Anyway, I haven’t listened to the albums in more years than I care to admit. This is due to, firstly, greatest hits compilations on CD and, secondly, digital music. Indeed, I listened to the entire “Born in the U.S.A.” album just the other day on a computer. And I didn’t have to walk across the room to change sides or worry about the music skipping because of scratches.

Don’t get me wrong. I miss the hiss of vinyl and the appeal of album cover art. Yet, in an age where people (not me, though), own devices that turn on lights and lock doors at the sound of a voice, I don’t understand why oodles of folks are returning to something that’s, at best, inconvenient. What’s next, the return of 8-tracks?

This post originally appeared in the Appalachian News-Express.

Every which way but iTunes — June 9, 2014

Every which way but iTunes

I started this blog three years ago to commemorate the 20th anniversary of “Thelma & Louise.” And, for nearly a year, I posted regularly if not religiously.

Then, right after I vowed to pen 40 movie reviews in 40 days, life intervened and I quit blogging. If you’ll allow me to quote “We Need a Little Christmas,” in the ensuing time I’ve “Grown a little sadder, grown a little older.”

Regardless of my past situation, I’m back to blogging.
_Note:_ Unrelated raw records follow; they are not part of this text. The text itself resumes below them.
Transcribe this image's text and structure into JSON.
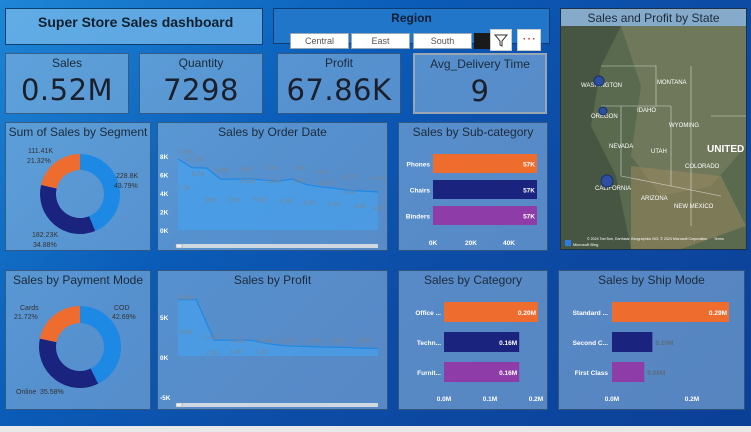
{
  "title": "Super Store Sales dashboard",
  "region": {
    "title": "Region",
    "options": [
      "Central",
      "East",
      "South"
    ]
  },
  "kpis": [
    {
      "label": "Sales",
      "value": "0.52M"
    },
    {
      "label": "Quantity",
      "value": "7298"
    },
    {
      "label": "Profit",
      "value": "67.86K"
    },
    {
      "label": "Avg_Delivery Time",
      "value": "9"
    }
  ],
  "map": {
    "title": "Sales and Profit by State",
    "labels": [
      "WASHINGTON",
      "MONTANA",
      "OREGON",
      "IDAHO",
      "WYOMING",
      "NEVADA",
      "UTAH",
      "COLORADO",
      "CALIFORNIA",
      "ARIZONA",
      "NEW MEXICO",
      "UNITED"
    ],
    "attribution": "© 2024 TomTom, Earthstar Geographics SIO, © 2024 Microsoft Corporation",
    "terms": "Terms",
    "logo": "Microsoft Bing"
  },
  "colors": {
    "blue": "#1e88e5",
    "navy": "#1a237e",
    "orange": "#ef6c2f",
    "purple": "#8e3ca8",
    "area": "#42a5f5"
  },
  "chart_data": [
    {
      "id": "segment",
      "type": "pie",
      "title": "Sum of Sales by Segment",
      "labels": [
        "",
        "",
        ""
      ],
      "values": [
        228.8,
        182.23,
        111.41
      ],
      "percents": [
        "43.79%",
        "34.88%",
        "21.32%"
      ],
      "value_labels": [
        "228.8K",
        "182.23K",
        "111.41K"
      ],
      "colors": [
        "#1e88e5",
        "#1a237e",
        "#ef6c2f"
      ]
    },
    {
      "id": "order_date",
      "type": "area",
      "title": "Sales by Order Date",
      "ylim": [
        0,
        8
      ],
      "yticks": [
        "8K",
        "6K",
        "4K",
        "2K",
        "0K"
      ],
      "series": [
        {
          "values": [
            7.66,
            6.73,
            6.7,
            5.48,
            5.5,
            5.55,
            5.4,
            5.29,
            5.5,
            4.9,
            4.67,
            4.5,
            4.27,
            4.2,
            4.11
          ]
        },
        {
          "values": [
            7.7,
            5.6,
            5.5,
            5.5,
            5.3,
            5.0,
            4.9,
            4.5,
            4.2
          ]
        }
      ],
      "labels": [
        "7.66K",
        "6.73K",
        "6.7K",
        "5.48K",
        "5.5K",
        "5.55K",
        "5.4K",
        "5.29K",
        "5.5K",
        "4.9K",
        "4.67K",
        "4.5K",
        "4.27K",
        "4.2K",
        "4.11K",
        "7.7K",
        "5.6K",
        "5.5K",
        "5.5K",
        "5.3K",
        "5.0K",
        "4.9K",
        "4.5K",
        "4.2K"
      ]
    },
    {
      "id": "subcategory",
      "type": "bar",
      "title": "Sales by Sub-category",
      "categories": [
        "Phones",
        "Chairs",
        "Binders"
      ],
      "values": [
        57,
        57,
        57
      ],
      "value_labels": [
        "57K",
        "57K",
        "57K"
      ],
      "colors": [
        "#ef6c2f",
        "#1a237e",
        "#8e3ca8"
      ],
      "xticks": [
        "0K",
        "20K",
        "40K"
      ],
      "xlim": [
        0,
        57
      ]
    },
    {
      "id": "payment",
      "type": "pie",
      "title": "Sales by Payment Mode",
      "labels": [
        "COD",
        "Online",
        "Cards"
      ],
      "values": [
        42.69,
        35.58,
        21.72
      ],
      "percents": [
        "42.69%",
        "35.58%",
        "21.72%"
      ],
      "colors": [
        "#1e88e5",
        "#1a237e",
        "#ef6c2f"
      ]
    },
    {
      "id": "profit",
      "type": "area",
      "title": "Sales by Profit",
      "yticks": [
        "5K",
        "0K",
        "-5K"
      ],
      "values": [
        6.82,
        6.8,
        1.9,
        1.91,
        1.9,
        1.46,
        1.2,
        1.16,
        1.07,
        1.06,
        0.95,
        0.9
      ],
      "labels": [
        "6.82K",
        "6.8K",
        "1.9K",
        "1.91K",
        "1.9K",
        "1.46K",
        "1.2K",
        "1.16K",
        "1.07K",
        "1.06K",
        "0.95K",
        "0.90K"
      ]
    },
    {
      "id": "category",
      "type": "bar",
      "title": "Sales by Category",
      "categories": [
        "Office ...",
        "Techn...",
        "Furnit..."
      ],
      "values": [
        0.2,
        0.16,
        0.16
      ],
      "value_labels": [
        "0.20M",
        "0.16M",
        "0.16M"
      ],
      "colors": [
        "#ef6c2f",
        "#1a237e",
        "#8e3ca8"
      ],
      "xticks": [
        "0.0M",
        "0.1M",
        "0.2M"
      ],
      "xlim": [
        0,
        0.2
      ]
    },
    {
      "id": "shipmode",
      "type": "bar",
      "title": "Sales by Ship Mode",
      "categories": [
        "Standard ...",
        "Second C...",
        "First Class"
      ],
      "values": [
        0.29,
        0.1,
        0.08
      ],
      "value_labels": [
        "0.29M",
        "0.10M",
        "0.08M"
      ],
      "colors": [
        "#ef6c2f",
        "#1a237e",
        "#8e3ca8"
      ],
      "xticks": [
        "0.0M",
        "0.2M"
      ],
      "xlim": [
        0,
        0.29
      ]
    }
  ]
}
At this point, you might be asking yourself, “What event of epic proportions has awakened her from this slumber?”

That’s simple – the theme from “Every Which Way but Loose” is not on iTunes. As everyone no doubt knows, the late great Eddie Rabbit recorded the song, which served as the theme to the Clint Eastwood/Clyde the orangutan flick of the same name. It’s a beautiful song that explores the fears of commitment and heartache – and in under three minutes.

But you can’t find it on iTunes. Oh, you can find Eddie Rabbit wannabes warbling the song, but it’s either Eddie or nothing as far as I’m concerned. iTunes also offers other Eddie Rabbit releases, but until I can download “Every Which Way but Loose,” I’ll find a way to survive without “I Love a Rainy Night” and “Driving My Life Away.”
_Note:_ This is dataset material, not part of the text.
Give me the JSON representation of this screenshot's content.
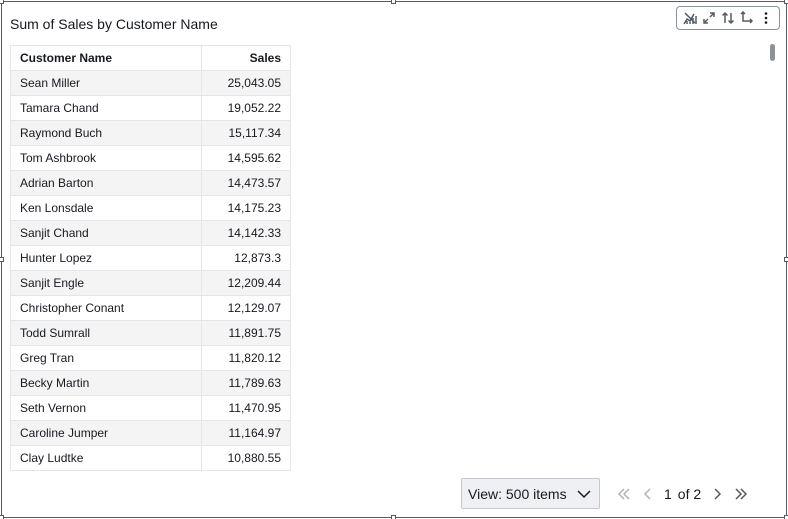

Somehow, the song is available for download on Amazon, but I refuse to buy it on principle and because I don’t know if the mp3 version will be compatible with my iPod.
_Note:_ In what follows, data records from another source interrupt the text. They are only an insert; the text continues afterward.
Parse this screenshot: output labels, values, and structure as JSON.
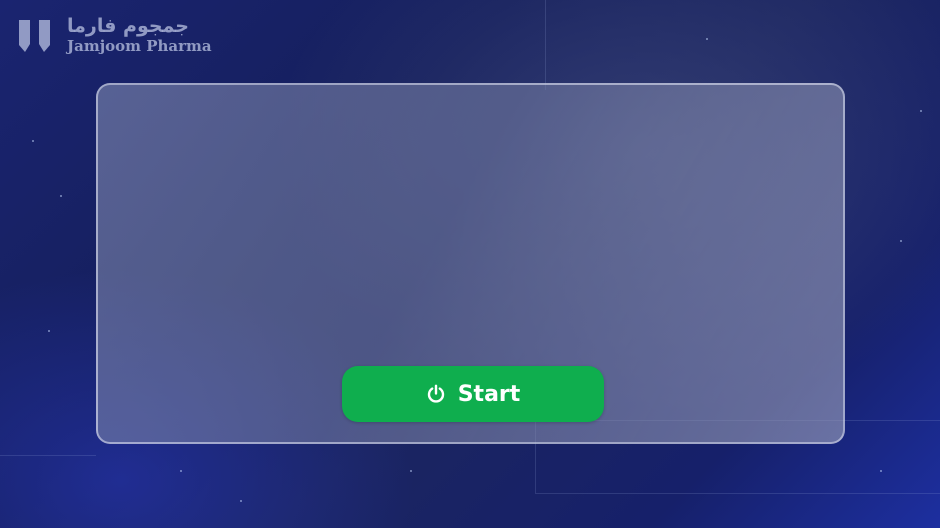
{
  "logo": {
    "arabic_name": "جمجوم فارما",
    "english_name": "Jamjoom Pharma",
    "icon": "jamjoom-logo-mark"
  },
  "start_button": {
    "label": "Start",
    "icon": "power-icon",
    "color": "#0fae4e"
  },
  "theme": {
    "background": "#1a2470",
    "panel": "#8a90b5"
  }
}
I guess I could always give in and buy Eddie Rabbit’s greatest hits, which includes the song, but this is 2014. Should I really be forced to buy a CD?

Put on your thinking caps and dust off those ’80s CDs — August 21, 2011

Put on your thinking caps and dust off those ’80s CDs

The characteristic I appreciate most about ’80s music is that it doesn’t require much from me. I realize some people return to the music for nostalgia’s sake or because they believe the recording industry mysteriously ceased producing quality tunes when they – the listener – finally conquered acne.

I like that the music doesn’t make me think.

Well, except when it does. Continue reading

And the Big Man left the band — June 20, 2011

And the Big Man left the band

The news of Clarence Clemons’ death called to mind a conversation I had with my friend, Jimmy, during Bruce Springsteen and the E Street Band’s last tour.

Jimmy, who has seen Springsteen in concert eight times, said that tour would probably be the band’s final hurrah.

His statement perplexed me and I asked, “Why? Is Bruce going out on his own again?”

“He might,” Jimmy answered, “but they won’t be playing together much longer because of Clarence’s age and health.”

As Jimmy filled me in on Clarence’s health issues, I considered the Big Man’s age. I guess I always knew he was older than Bruce and that Bruce wasn’t much younger than my parents. Continue reading

Years have come and gone since we heard the news ’bout Billie Joe — June 3, 2011

Years have come and gone since we heard the news ’bout Billie Joe

“It was the third of June, another sleepy dusty Delta day.”

Bobbie Gentry’s soulful, sensual opening to “Ode to Billie Joe” launched one of the most enduring mysteries in musical history.

As soon as Mama tells her family about Billie Joe jumping off the Tallahatchie Bridge, you want to know more about this Billie Joe McCallister and why he took the leap.

By song’s end, you have other unsolved mysteries to unravel: Continue reading